Top of Records for this exercise

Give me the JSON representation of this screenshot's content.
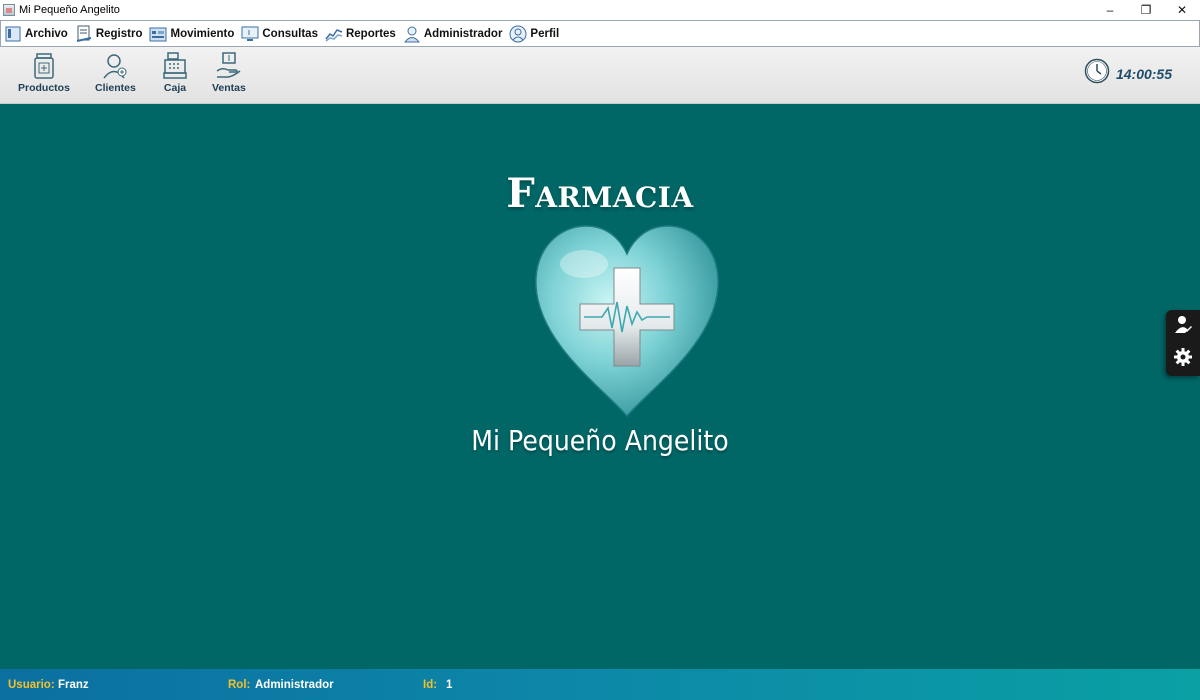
{
  "window": {
    "title": "Mi Pequeño Angelito",
    "minimize": "–",
    "restore": "❐",
    "close": "✕"
  },
  "menu": [
    {
      "label": "Archivo",
      "icon": "archive-icon"
    },
    {
      "label": "Registro",
      "icon": "register-icon"
    },
    {
      "label": "Movimiento",
      "icon": "movement-icon"
    },
    {
      "label": "Consultas",
      "icon": "monitor-icon"
    },
    {
      "label": "Reportes",
      "icon": "chart-icon"
    },
    {
      "label": "Administrador",
      "icon": "user-icon"
    },
    {
      "label": "Perfil",
      "icon": "profile-icon"
    }
  ],
  "toolbar": [
    {
      "label": "Productos",
      "icon": "products-icon"
    },
    {
      "label": "Clientes",
      "icon": "clients-icon"
    },
    {
      "label": "Caja",
      "icon": "cash-register-icon"
    },
    {
      "label": "Ventas",
      "icon": "sales-icon"
    }
  ],
  "clock": {
    "time": "14:00:55",
    "icon": "clock-icon"
  },
  "logo": {
    "title": "Farmacia",
    "subtitle": "Mi Pequeño Angelito"
  },
  "side_tab": [
    {
      "icon": "user-edit-icon"
    },
    {
      "icon": "gear-icon"
    }
  ],
  "status": {
    "user_label": "Usuario:",
    "user_value": "Franz",
    "role_label": "Rol:",
    "role_value": "Administrador",
    "id_label": "Id:",
    "id_value": "1"
  },
  "colors": {
    "main_bg": "#006666",
    "status_label": "#f2c12e",
    "status_value": "#ffffff",
    "clock_text": "#1e4c6a"
  }
}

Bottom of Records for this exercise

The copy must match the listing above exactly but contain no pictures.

Reply:
Give me the JSON representation of this screenshot's content.
{
  "window": {
    "title": "Mi Pequeño Angelito",
    "minimize": "–",
    "restore": "❐",
    "close": "✕"
  },
  "menu": [
    {
      "label": "Archivo",
      "icon": "archive-icon"
    },
    {
      "label": "Registro",
      "icon": "register-icon"
    },
    {
      "label": "Movimiento",
      "icon": "movement-icon"
    },
    {
      "label": "Consultas",
      "icon": "monitor-icon"
    },
    {
      "label": "Reportes",
      "icon": "chart-icon"
    },
    {
      "label": "Administrador",
      "icon": "user-icon"
    },
    {
      "label": "Perfil",
      "icon": "profile-icon"
    }
  ],
  "toolbar": [
    {
      "label": "Productos",
      "icon": "products-icon"
    },
    {
      "label": "Clientes",
      "icon": "clients-icon"
    },
    {
      "label": "Caja",
      "icon": "cash-register-icon"
    },
    {
      "label": "Ventas",
      "icon": "sales-icon"
    }
  ],
  "clock": {
    "time": "14:00:55",
    "icon": "clock-icon"
  },
  "logo": {
    "title": "Farmacia",
    "subtitle": "Mi Pequeño Angelito"
  },
  "side_tab": [
    {
      "icon": "user-edit-icon"
    },
    {
      "icon": "gear-icon"
    }
  ],
  "status": {
    "user_label": "Usuario:",
    "user_value": "Franz",
    "role_label": "Rol:",
    "role_value": "Administrador",
    "id_label": "Id:",
    "id_value": "1"
  },
  "colors": {
    "main_bg": "#006666",
    "status_label": "#f2c12e",
    "status_value": "#ffffff",
    "clock_text": "#1e4c6a"
  }
}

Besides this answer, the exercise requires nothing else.